PARDAC was created through legislation (House Bill 239) and signed into law as Act 14 on July 7, 2017, by Governor Tom Wolf. The council consists of the secretaries of Health, Human Services, and Education (or their designees), the Insurance Commissioner (or his/her designee), and members of the public, including various health practitioners, health insurers, researchers, parents of children with rare diseases, self-advocates and others with expertise in providing care to individuals with rare diseases.
In 2012, researchers at the Archeological Museum in Zagreb, Croatia reported results of a diagnostic analysis performed on a mummified Egyptian man who died in his 20s approximately 2,900 years ago. Radiographic analysis revealed lesions throughout his spine and skull. They arrived at a diagnosis of Hand-Schuller-Christian disease (Langerhans cell histiocytosis), a rare disease with an incidence estimated to be 3 to 5 per million children and 1 to 2 per million adults. This would meet our definition of rare disease, which is a disease or condition that affects fewer than 200,000 individuals living within the United States.
Given its rarity, it’s likely his physician had never seen such a case and had little to offer other than symptomatic relief from bone pain and other manifestations of this rare disease. One can imagine the consternation of the physician and the despair of the patient who succumbed to the illness at an early age.

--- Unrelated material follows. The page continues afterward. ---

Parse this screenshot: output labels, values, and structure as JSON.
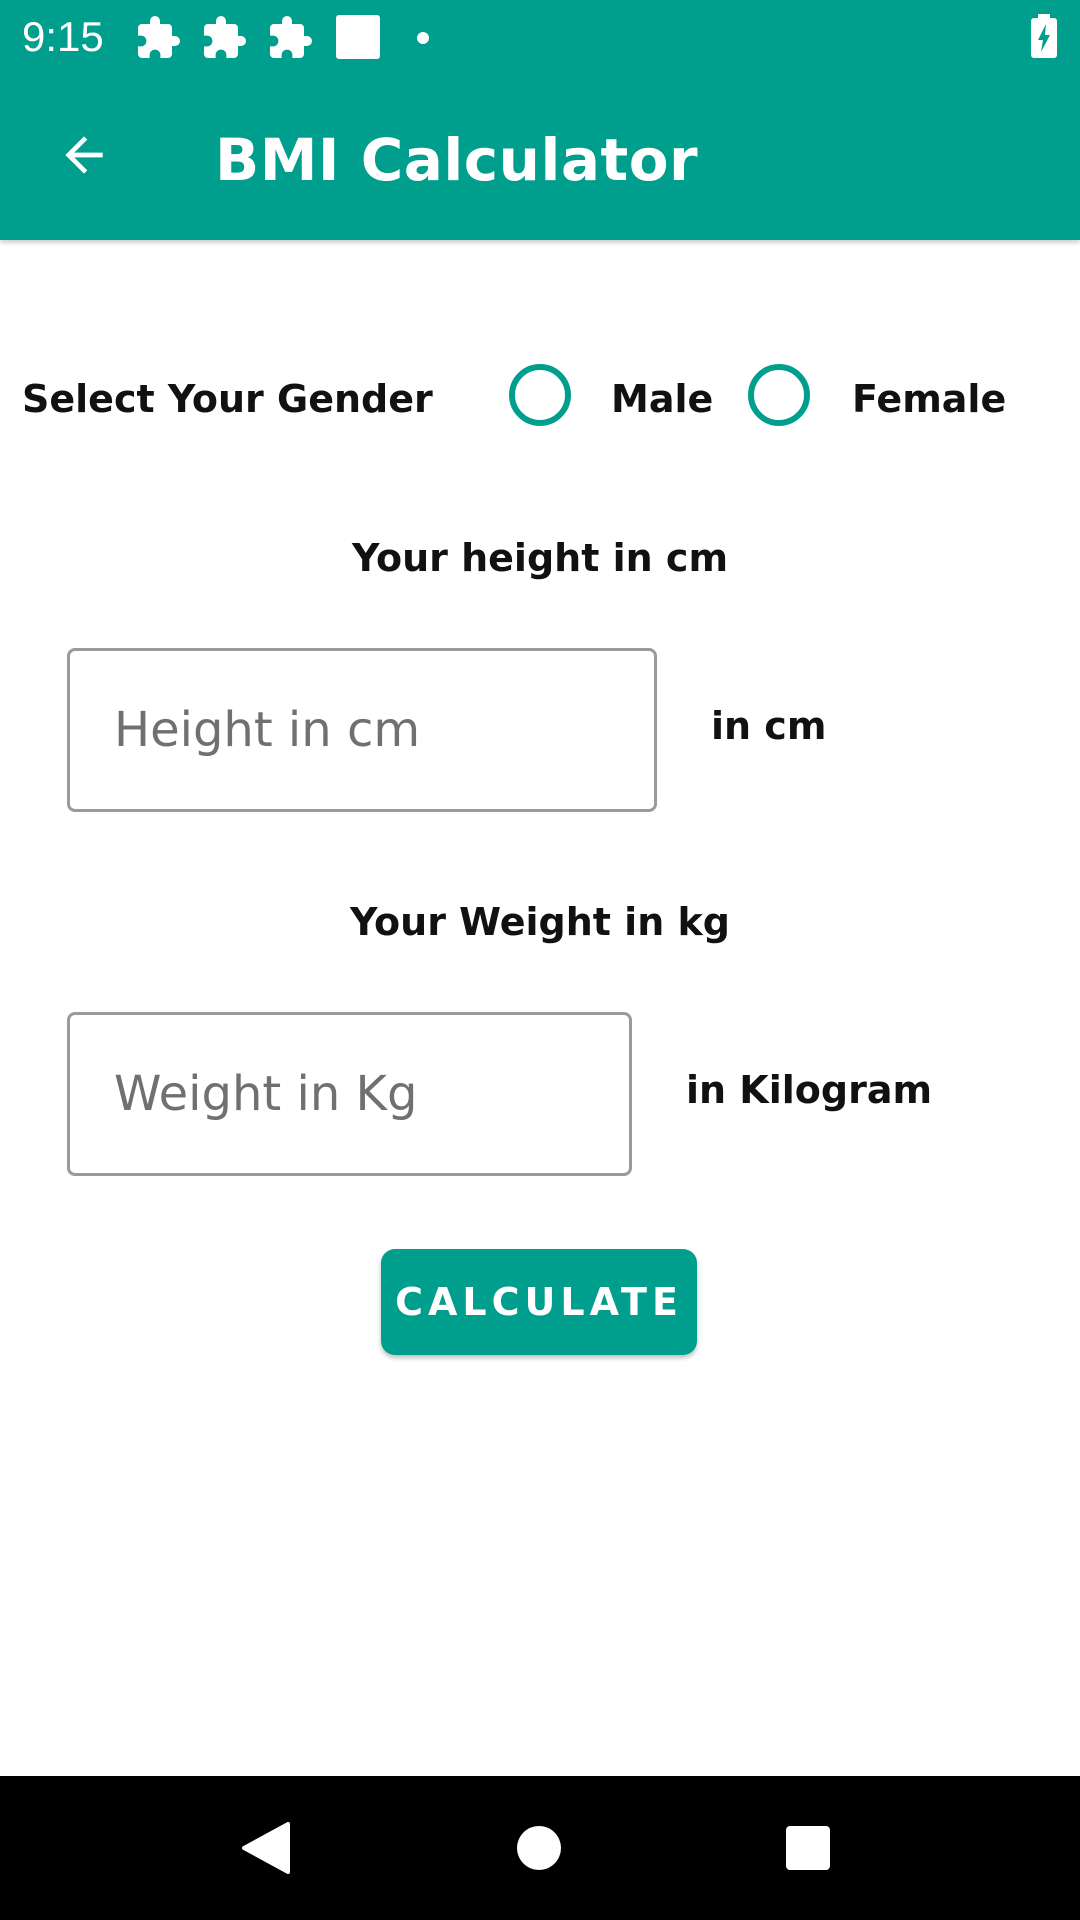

While there have been breathtaking advances in medical care in the last three millennia, it is also true that, for many of those who suffer from a rare disease today, their experience may likely be similar to this rare disease victim in ancient Egypt. Whether due to violence caused by a misstep in the dance of genes or misfortune otherwise acquired, the burdens placed upon those affected are profound and are multiplied by delays in diagnosis, absence of curative treatments and struggles with barriers placed before them. In recognition of the desperate need of these members of our community and with a sense of compassion and urgency, the Pennsylvania Legislature passed House Bill 239 to establish the Rare Disease Advisory Council.
The Rare Disease Advisory Council Act, Act 14
The Rare Disease Advisory Council Act, Act 14, was enacted on July 7, 2017, by Pennsylvania Governor Tom Wolf. The Secretary of Health, Rachel L. Levine, M.D, designated Bureau Director Tomas J. Aguilar from the Department of Health as the Chair.